### [What this task involves]
Please set down only the lines from the one containing "What's the underlying" through the end of the entries below, exactly, minus any pictures.

(Excerpts from an interface dataset)
───

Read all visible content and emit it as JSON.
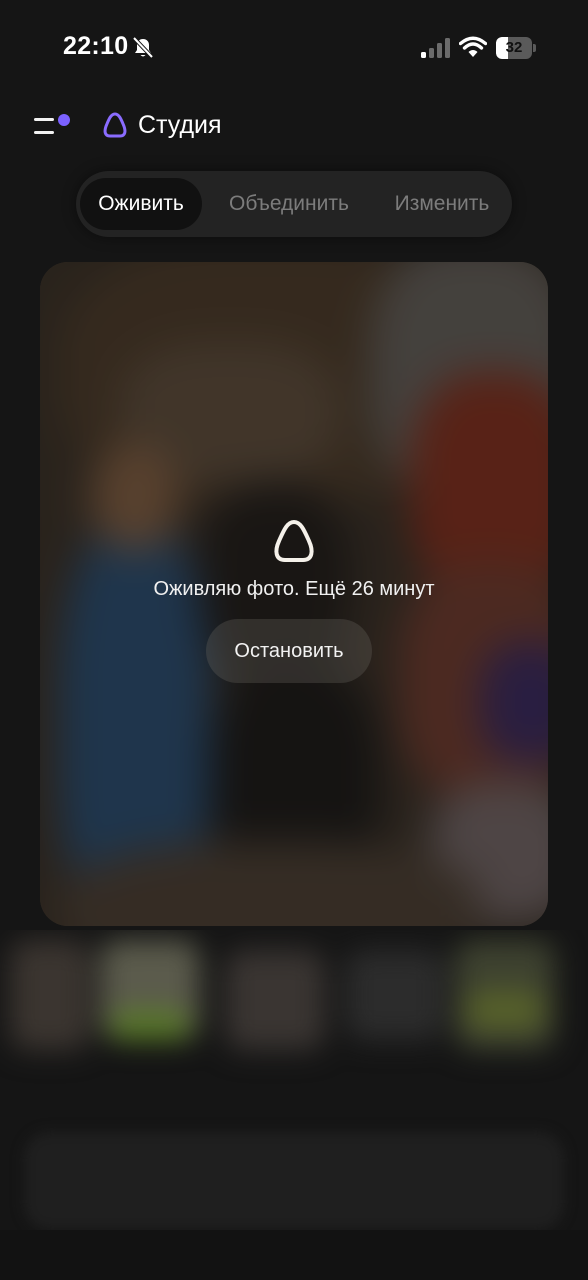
{
  "status_bar": {
    "time": "22:10",
    "battery": "32",
    "battery_level": 0.32,
    "icons": [
      "bell-muted-icon",
      "cellular-signal-icon",
      "wifi-icon",
      "battery-icon"
    ]
  },
  "header": {
    "title": "Студия",
    "menu_icon": "menu-icon",
    "brand_icon": "alice-logo-icon",
    "accent_color": "#7b61ff"
  },
  "tabs": [
    {
      "label": "Оживить",
      "active": true
    },
    {
      "label": "Объединить",
      "active": false
    },
    {
      "label": "Изменить",
      "active": false
    }
  ],
  "processing": {
    "message": "Оживляю фото. Ещё 26 минут",
    "stop_label": "Остановить"
  }
}
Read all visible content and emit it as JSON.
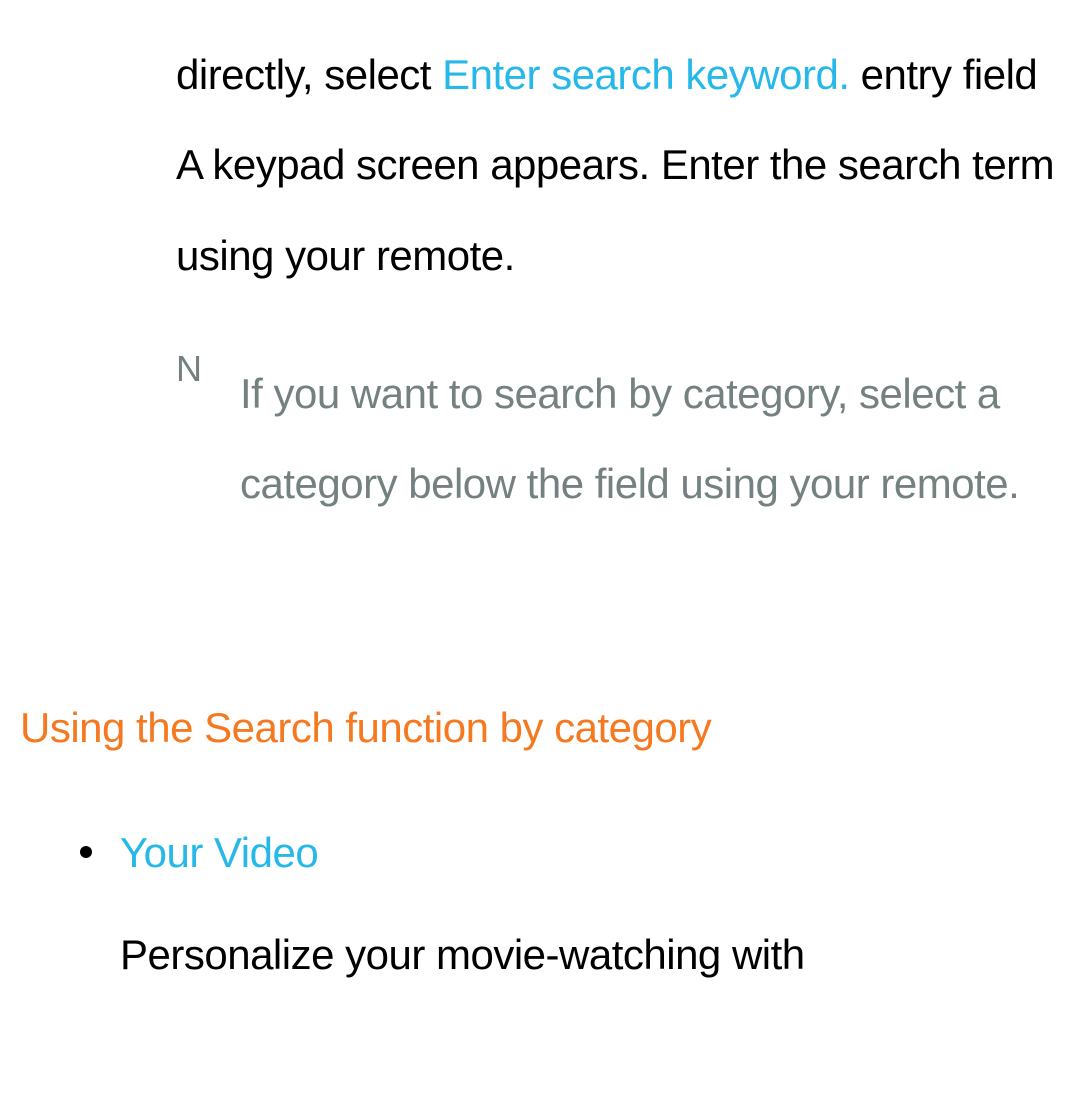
{
  "paragraph": {
    "part1": "directly, select ",
    "highlight": "Enter search keyword.",
    "part2": " entry field A keypad screen appears. Enter the search term using your remote."
  },
  "note": {
    "marker": "N",
    "text": "If you want to search by category, select a category below the field using your remote."
  },
  "section": {
    "heading": "Using the Search function by category"
  },
  "bullet": {
    "title": "Your Video",
    "description": "Personalize your movie-watching with"
  }
}
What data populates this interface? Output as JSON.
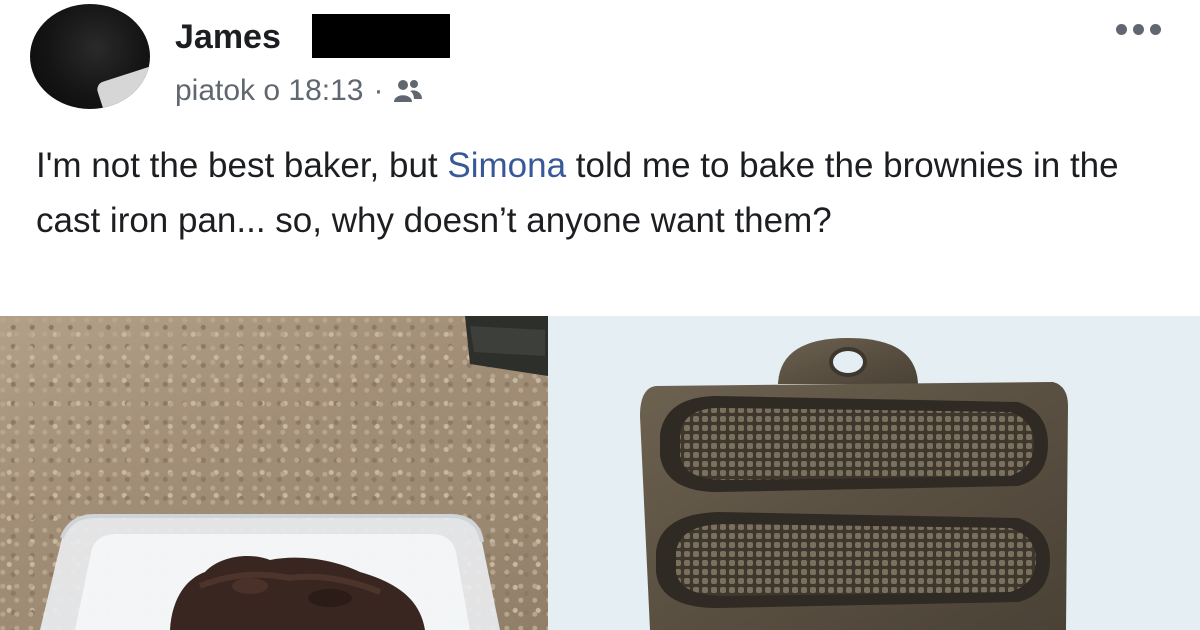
{
  "post": {
    "author_name": "James",
    "timestamp": "piatok o 18:13",
    "separator": "·",
    "audience_icon": "friends-icon",
    "menu_icon": "more-options-icon",
    "text_before_mention": "I'm not the best baker, but ",
    "mention": "Simona",
    "text_after_mention": " told me to bake the brownies in the cast iron pan... so, why doesn’t anyone want them?",
    "mention_color": "#385898"
  }
}
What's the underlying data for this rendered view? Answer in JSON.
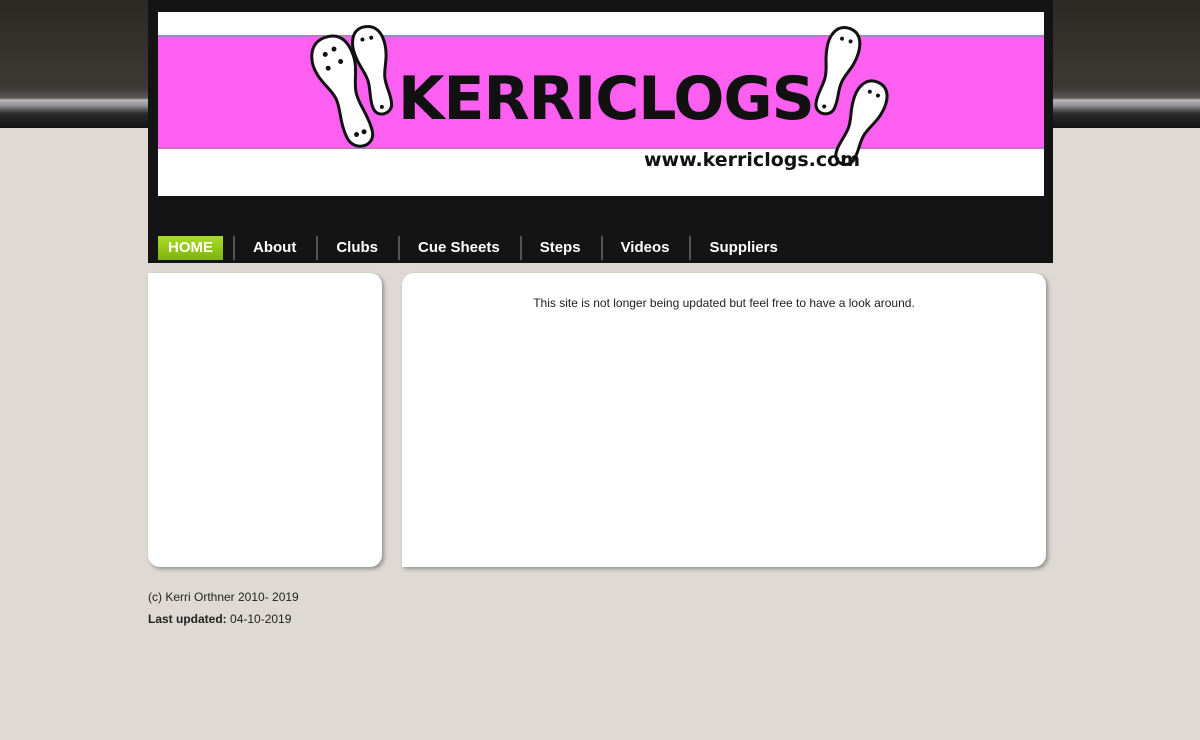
{
  "header": {
    "logo_text": "KERRICLOGS",
    "logo_url": "www.kerriclogs.com"
  },
  "nav": {
    "items": [
      {
        "label": "HOME"
      },
      {
        "label": "About"
      },
      {
        "label": "Clubs"
      },
      {
        "label": "Cue Sheets"
      },
      {
        "label": "Steps"
      },
      {
        "label": "Videos"
      },
      {
        "label": "Suppliers"
      }
    ]
  },
  "main": {
    "notice": "This site is not longer being updated but feel free to have a look around."
  },
  "footer": {
    "copyright": "(c) Kerri Orthner 2010- 2019",
    "last_updated_label": "Last updated:",
    "last_updated_value": "04-10-2019"
  },
  "colors": {
    "banner_pink": "#fd5ff0",
    "nav_active_green": "#8cc41a",
    "page_bg": "#dedad3",
    "header_dark": "#141414"
  },
  "icons": [
    "clog-sole-icon"
  ]
}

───

### [Reply to the exercise]
What's the underlying data for this rendered view? Answer in JSON.
{
  "header": {
    "logo_text": "KERRICLOGS",
    "logo_url": "www.kerriclogs.com"
  },
  "nav": {
    "items": [
      {
        "label": "HOME"
      },
      {
        "label": "About"
      },
      {
        "label": "Clubs"
      },
      {
        "label": "Cue Sheets"
      },
      {
        "label": "Steps"
      },
      {
        "label": "Videos"
      },
      {
        "label": "Suppliers"
      }
    ]
  },
  "main": {
    "notice": "This site is not longer being updated but feel free to have a look around."
  },
  "footer": {
    "copyright": "(c) Kerri Orthner 2010- 2019",
    "last_updated_label": "Last updated:",
    "last_updated_value": "04-10-2019"
  },
  "colors": {
    "banner_pink": "#fd5ff0",
    "nav_active_green": "#8cc41a",
    "page_bg": "#dedad3",
    "header_dark": "#141414"
  },
  "icons": [
    "clog-sole-icon"
  ]
}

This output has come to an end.